Rickon's running, Jon's impatience, and Sansa's secret keeping lessened their heroism, and in a battle that was for the most part played straight as good guys versus bad guys, those inexplicable actions drew attention away from what should have been a celebration of violence, blood fountains and clanging shields. Jon's rush into battle nearly got everyone killed, and the entire fight might have been avoided if Sansa told Jon that Littlefinger's men were joining the fun. Wun-Wun's blood is on Sansa and Jon's hands, and giant's blood is not easy to wash off.
Because we compare everything to everything else, we should also ask if "Battle of the Bastards" was better than "Hardhome," or even Season 2's "Blackwater." And really, it depends on your point of view. "Battle of the Bastards" was the first big battle that felt totally in favor of the good guys (Wun-Wun's death the big blemish). Jon fought Ramsay and won. It's a continuation of the relative feel-goodness of Season 6.

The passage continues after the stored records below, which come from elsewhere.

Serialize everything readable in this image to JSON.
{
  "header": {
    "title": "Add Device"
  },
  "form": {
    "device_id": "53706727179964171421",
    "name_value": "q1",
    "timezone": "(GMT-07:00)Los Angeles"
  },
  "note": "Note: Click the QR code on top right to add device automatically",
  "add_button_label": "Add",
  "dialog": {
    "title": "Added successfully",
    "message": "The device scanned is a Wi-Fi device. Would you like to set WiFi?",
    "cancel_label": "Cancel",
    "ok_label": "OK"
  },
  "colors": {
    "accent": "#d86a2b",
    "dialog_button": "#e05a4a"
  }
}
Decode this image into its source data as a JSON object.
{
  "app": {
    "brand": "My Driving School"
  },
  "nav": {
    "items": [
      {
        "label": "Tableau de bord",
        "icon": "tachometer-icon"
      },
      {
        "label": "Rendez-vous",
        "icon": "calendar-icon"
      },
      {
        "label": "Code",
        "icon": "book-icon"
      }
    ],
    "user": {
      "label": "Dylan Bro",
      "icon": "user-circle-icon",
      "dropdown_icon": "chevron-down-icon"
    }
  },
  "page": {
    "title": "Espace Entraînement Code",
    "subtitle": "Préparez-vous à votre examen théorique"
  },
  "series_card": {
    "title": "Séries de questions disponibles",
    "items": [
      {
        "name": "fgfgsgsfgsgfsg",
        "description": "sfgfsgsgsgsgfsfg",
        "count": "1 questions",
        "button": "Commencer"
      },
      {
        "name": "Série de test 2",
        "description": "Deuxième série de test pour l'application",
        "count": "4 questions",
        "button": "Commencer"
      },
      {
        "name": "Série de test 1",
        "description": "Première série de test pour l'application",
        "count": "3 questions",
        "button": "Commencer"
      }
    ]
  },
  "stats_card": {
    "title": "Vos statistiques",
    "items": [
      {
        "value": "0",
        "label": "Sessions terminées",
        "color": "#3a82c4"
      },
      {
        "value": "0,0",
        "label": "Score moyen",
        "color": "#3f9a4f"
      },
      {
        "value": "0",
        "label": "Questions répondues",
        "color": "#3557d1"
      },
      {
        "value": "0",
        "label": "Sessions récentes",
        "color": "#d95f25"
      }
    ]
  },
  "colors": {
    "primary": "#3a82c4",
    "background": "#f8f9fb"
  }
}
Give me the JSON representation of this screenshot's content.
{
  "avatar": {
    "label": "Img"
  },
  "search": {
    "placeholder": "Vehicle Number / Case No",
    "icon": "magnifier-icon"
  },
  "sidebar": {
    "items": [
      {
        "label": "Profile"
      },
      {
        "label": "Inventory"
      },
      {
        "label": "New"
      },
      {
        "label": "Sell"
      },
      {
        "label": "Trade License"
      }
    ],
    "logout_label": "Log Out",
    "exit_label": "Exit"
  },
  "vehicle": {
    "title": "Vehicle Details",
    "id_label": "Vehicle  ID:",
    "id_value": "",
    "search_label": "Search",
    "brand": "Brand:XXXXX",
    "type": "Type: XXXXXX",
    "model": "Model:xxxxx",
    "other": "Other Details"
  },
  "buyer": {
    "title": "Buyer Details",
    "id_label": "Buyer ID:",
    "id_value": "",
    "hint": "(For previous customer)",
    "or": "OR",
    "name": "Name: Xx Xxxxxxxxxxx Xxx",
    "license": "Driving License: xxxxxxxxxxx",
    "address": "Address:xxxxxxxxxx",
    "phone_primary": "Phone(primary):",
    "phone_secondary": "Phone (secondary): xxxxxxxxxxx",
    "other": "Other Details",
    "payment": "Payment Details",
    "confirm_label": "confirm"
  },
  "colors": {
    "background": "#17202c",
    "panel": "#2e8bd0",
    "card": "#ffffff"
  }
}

"Hardhome" was the opposite of "Battle of the Bastards," it was an indisputable ass kicking of the good guys as the wights and White Walkers tore through the freefolk and then had the audacity to resurrect their victims' corpses and add to their army. It was downright terrifying. That, for me, was more emotionally stirring and impactful than Jon defeating Ramsay through a lucky last-minute save by Littlefinger's men. Even "Blackwater," which was a fight where no good guys were involved unless you were on #TeamStannis way back then, had its chilling moments that went beyond the violence on the battlefield. Remember Cersei ready to kill Tommen if Stannis' forces stormed King's Landing? Remember the awesome power of unleashing wildfire on Stannis' ships? "Battle of the Bastards" had the larger scale, but lacked the impact of the others.